As a result, in the reflection session:

100% understand what social entrepreneurship is about;

100% understand the importance of social entrepreneurship in social development;

67% are confident of applying Design Thinking tool to develop business ideas;

53% are confident of making their own Business Model Canvas (BMC) to develop and give presentations of their business ideas;

100% know where to search for support once they have the startup ideas for social entrepreneurship.

In addition, the participants also attended training sessions on public speaking skills and video interviews. These training sessions helped participants be more confident and equipped them with techniques that they can practice more at home in order to be effective public speakers.

Provision of handmade quilling artwork training

The training workshop ended with a series of quilling artwork training sessions. At these sessions, participants were introduced to the quilling handmade artwork industry, doable quilling handmade artwork products, and job opportunities in this industry.

The participants then gained hand-on experience through practicing to make quilling handmade greeting cards. They learned how to use basic tools to make quilling artwork and practice to make simple samples of quilling cards. In the end of each week, participants were able to make their own quilling cards, following provided samples. Participants learned more complicated techniques after each week. They have now entered the self-practice period where they practice to make more complicated samples on their own to master their quilling skills. Those who are passionate about this quilling artwork and skillful enough, will be introduced to join the quilling handmade artwork production chain. This will help them to have a part-time job and earn some money to finance their studying at university.



The effects of this project will be lasting and durable. As the project leaders, we have discussed the long-term plan to support the selected students. Accordingly, the project team has started several new initiatives, which we are excited to announce here:

First, an online group has been created for the students to continue learning to make handmade quilling cards from the quilling trainer virtually. The quilling trainer will make tutorial videos to guide students to practice the tricky techniques. The students are assigned to submit the final quilling card products after two months of self-practicing.

Second, students are encouraged to go back their villages and organize this same type of vocational training to empower ethnic women in their own communities. We want the knowledge-transfer to continue this way.
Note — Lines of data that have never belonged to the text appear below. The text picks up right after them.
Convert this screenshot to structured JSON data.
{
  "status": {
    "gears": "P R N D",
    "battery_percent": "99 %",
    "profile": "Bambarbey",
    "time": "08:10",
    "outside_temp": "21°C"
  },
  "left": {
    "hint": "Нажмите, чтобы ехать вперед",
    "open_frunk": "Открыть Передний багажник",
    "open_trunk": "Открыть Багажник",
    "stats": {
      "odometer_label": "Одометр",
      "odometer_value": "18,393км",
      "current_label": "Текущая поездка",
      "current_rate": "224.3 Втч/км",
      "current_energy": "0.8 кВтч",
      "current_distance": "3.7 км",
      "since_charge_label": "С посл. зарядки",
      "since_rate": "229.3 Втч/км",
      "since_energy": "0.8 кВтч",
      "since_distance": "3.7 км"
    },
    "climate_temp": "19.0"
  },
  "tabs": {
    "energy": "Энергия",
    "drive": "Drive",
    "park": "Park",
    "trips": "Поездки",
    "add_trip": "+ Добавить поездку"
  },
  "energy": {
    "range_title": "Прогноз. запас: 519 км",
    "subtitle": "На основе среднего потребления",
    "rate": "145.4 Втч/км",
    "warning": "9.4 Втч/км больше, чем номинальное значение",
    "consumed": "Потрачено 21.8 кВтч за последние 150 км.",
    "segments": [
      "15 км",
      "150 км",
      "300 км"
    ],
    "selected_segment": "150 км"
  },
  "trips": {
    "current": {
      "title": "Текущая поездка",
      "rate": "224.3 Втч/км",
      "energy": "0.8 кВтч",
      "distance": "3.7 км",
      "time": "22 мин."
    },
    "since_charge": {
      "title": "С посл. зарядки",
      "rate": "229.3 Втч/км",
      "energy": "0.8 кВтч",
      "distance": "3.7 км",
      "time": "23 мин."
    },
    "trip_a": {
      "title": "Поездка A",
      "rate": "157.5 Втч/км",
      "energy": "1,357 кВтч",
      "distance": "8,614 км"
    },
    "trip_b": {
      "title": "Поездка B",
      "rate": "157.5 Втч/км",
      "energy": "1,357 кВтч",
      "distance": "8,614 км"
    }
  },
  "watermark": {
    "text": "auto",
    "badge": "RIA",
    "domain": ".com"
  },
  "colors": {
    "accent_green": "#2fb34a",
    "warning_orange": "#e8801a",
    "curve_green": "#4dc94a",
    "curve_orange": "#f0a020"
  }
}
Finally, we hope to continue offering similar workshops to other students in the future, in particular to disadvantaged Vietnamese students. The eagerness and enthusiasm for learning new knowledge and skills made us believe that more training courses on soft skills should be implemented. We are well aware that the selected students are among many other students who do not yet have those soft skills such as leadership skills, communication skills, time management, problem solving skills, etc. Those are important skills which will help students to be equipped for a more successful life. As the leaders of Better Life Vietnam, we continue to work towards this mission and we plan to continue to apply for small grants to be able to carry out such soft skills training workshops for the students in the near future. 

Thank you again to the Jeanne Sauvé Foundation staff for their support and funding for the implementation of this project.